Scientists discover how some pigs cope in cold climates
A new paper in the Journal of Molecular Cell Biology revealed that pig breeds such as Tibetan pigs and Min pigs use a unique method to survive when exposed to cold environments. This has important implications for the swine industry as cold weather is a major cause of death in new-born piglets.
Previous studies have shown that mice use brown fat to produce heat and maintain core body temperature without shivering. They do this using an uncoupling protein (UCP1) to convert fat to heat. Most pig breeds come from tropical habitats and so, with no need to produce heat, they lost functional UCP1 around 20 million years ago. This lack of UCP1 makes many pigs susceptible to health problems due to cold.
However, several pig breeds are cold resistant. The full molecular mechanism causing cold-resistance in pigs is currently unknown but the paper shows that this resistance is not dependent on shivering, but rather on a different uncoupling protein (UCP3) and white fat.
White fat is the primary energy storage organ and has been shown to develop 'brown-like' fat cells, also known as brown-in-white or beige cells, in response to various activators. The production of heat from beige fat cells still requires an uncoupling protein and, because pigs don't have UCP1, scientists didn't know how cold-resistant pigs were able to use beige fat cells in heat production.
By testing three breeds all indigenous to China, the paper shows that UCP3 can be used for heat production and is present in cold resistant pigs such as Tibetan and Min breeds, but not in cold-sensitive breeds such as Bama pigs.

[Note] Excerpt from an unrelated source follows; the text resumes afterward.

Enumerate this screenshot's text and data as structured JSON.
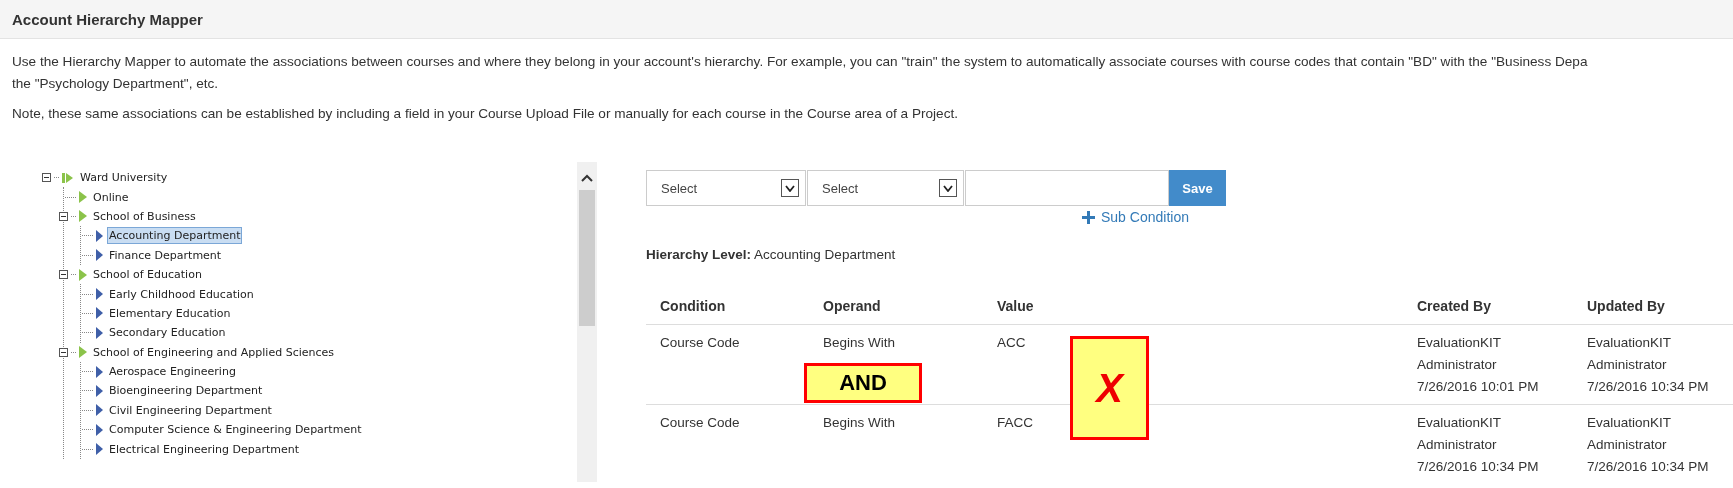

Tibetan and Min pigs habitat mountainous Tibet and northeast China, respectively, exposing them to variable climates that drop below freezing in winter. In contrast, Bama pigs are domesticated and bred for meat production and scientific testing so are not as exposed to cold climates. The paper explains that the eight dominant pig breeds found across China can, in fact, be classified into cold-sensitive and cold-resistant breeds based on their UCP3 DNA sequence. This indicates that UCP3 has contributed to the evolution of cold resistance in the pig and overturns the idea that UCP1 is the only uncoupling protein used in heat production.
The use of brown in white fat cells and UCP3 for heat regulation in pigs has important practical implications. Neonatal mortality of piglets caused by the cold stress at birth is a major concern for the swine industry in cold regions, because reduced piglet survival rates in such areas causes economic losses in pig production. Understanding the molecular mechanisms of heat regulation in cold-resistant pigs might provide a strategy for genome-editing techniques to reduce cold stress related piglet mortality.
"Neonatal mortality of piglets caused by the cold stress at birth is a major concern for the swine industry in cold regions worldwide because reduced piglet survival rates in such areas cause huge economic losses in pig production," said Jianguo Zhao, one of the paper's authors. "Yet several breeds have adapted to cold environments and are well-recognized to be cold-tolerant. This provides a potential candidate target for small molecules and/or genome editing techniques to reduce cold-stress-mediated neonatal mortality in the pig industry."